### SOURCE INFORMATION
►

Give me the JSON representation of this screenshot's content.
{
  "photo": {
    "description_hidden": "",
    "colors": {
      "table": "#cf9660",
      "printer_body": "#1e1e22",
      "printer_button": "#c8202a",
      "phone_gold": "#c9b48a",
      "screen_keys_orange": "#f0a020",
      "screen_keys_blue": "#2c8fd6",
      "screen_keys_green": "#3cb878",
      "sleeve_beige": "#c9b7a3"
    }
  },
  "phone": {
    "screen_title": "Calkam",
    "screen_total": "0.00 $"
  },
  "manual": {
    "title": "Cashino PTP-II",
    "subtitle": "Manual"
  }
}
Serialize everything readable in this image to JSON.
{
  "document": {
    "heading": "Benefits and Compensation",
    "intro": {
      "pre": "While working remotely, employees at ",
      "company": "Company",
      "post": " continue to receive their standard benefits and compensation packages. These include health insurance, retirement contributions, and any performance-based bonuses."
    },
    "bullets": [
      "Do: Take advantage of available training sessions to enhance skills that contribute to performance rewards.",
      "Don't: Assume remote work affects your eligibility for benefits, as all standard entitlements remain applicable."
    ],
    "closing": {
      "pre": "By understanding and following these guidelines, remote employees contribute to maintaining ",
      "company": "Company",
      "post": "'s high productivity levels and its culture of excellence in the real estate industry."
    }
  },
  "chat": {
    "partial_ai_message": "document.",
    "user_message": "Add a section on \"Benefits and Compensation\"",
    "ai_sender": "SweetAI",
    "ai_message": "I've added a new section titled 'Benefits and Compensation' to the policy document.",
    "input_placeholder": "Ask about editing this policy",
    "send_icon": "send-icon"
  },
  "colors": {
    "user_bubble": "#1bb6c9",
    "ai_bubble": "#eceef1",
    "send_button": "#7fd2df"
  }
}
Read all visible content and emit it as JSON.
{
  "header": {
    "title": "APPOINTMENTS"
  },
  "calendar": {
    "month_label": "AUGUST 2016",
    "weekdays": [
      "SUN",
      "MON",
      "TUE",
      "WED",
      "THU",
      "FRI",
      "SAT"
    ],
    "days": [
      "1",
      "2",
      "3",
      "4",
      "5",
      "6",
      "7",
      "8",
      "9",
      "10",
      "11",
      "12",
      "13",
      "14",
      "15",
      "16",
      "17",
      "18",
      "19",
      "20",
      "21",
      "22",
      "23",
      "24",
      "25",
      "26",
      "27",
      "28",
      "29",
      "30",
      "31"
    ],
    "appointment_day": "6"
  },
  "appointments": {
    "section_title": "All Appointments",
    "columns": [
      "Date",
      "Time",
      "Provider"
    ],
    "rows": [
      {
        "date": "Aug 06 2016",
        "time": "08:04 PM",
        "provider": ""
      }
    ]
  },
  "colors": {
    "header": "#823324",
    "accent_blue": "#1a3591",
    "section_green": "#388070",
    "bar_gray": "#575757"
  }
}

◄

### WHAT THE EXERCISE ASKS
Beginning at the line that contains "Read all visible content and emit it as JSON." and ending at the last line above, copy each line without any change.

### TASK ANSWER
Read all visible content and emit it as JSON.
{
  "header": {
    "title": "APPOINTMENTS"
  },
  "calendar": {
    "month_label": "AUGUST 2016",
    "weekdays": [
      "SUN",
      "MON",
      "TUE",
      "WED",
      "THU",
      "FRI",
      "SAT"
    ],
    "days": [
      "1",
      "2",
      "3",
      "4",
      "5",
      "6",
      "7",
      "8",
      "9",
      "10",
      "11",
      "12",
      "13",
      "14",
      "15",
      "16",
      "17",
      "18",
      "19",
      "20",
      "21",
      "22",
      "23",
      "24",
      "25",
      "26",
      "27",
      "28",
      "29",
      "30",
      "31"
    ],
    "appointment_day": "6"
  },
  "appointments": {
    "section_title": "All Appointments",
    "columns": [
      "Date",
      "Time",
      "Provider"
    ],
    "rows": [
      {
        "date": "Aug 06 2016",
        "time": "08:04 PM",
        "provider": ""
      }
    ]
  },
  "colors": {
    "header": "#823324",
    "accent_blue": "#1a3591",
    "section_green": "#388070",
    "bar_gray": "#575757"
  }
}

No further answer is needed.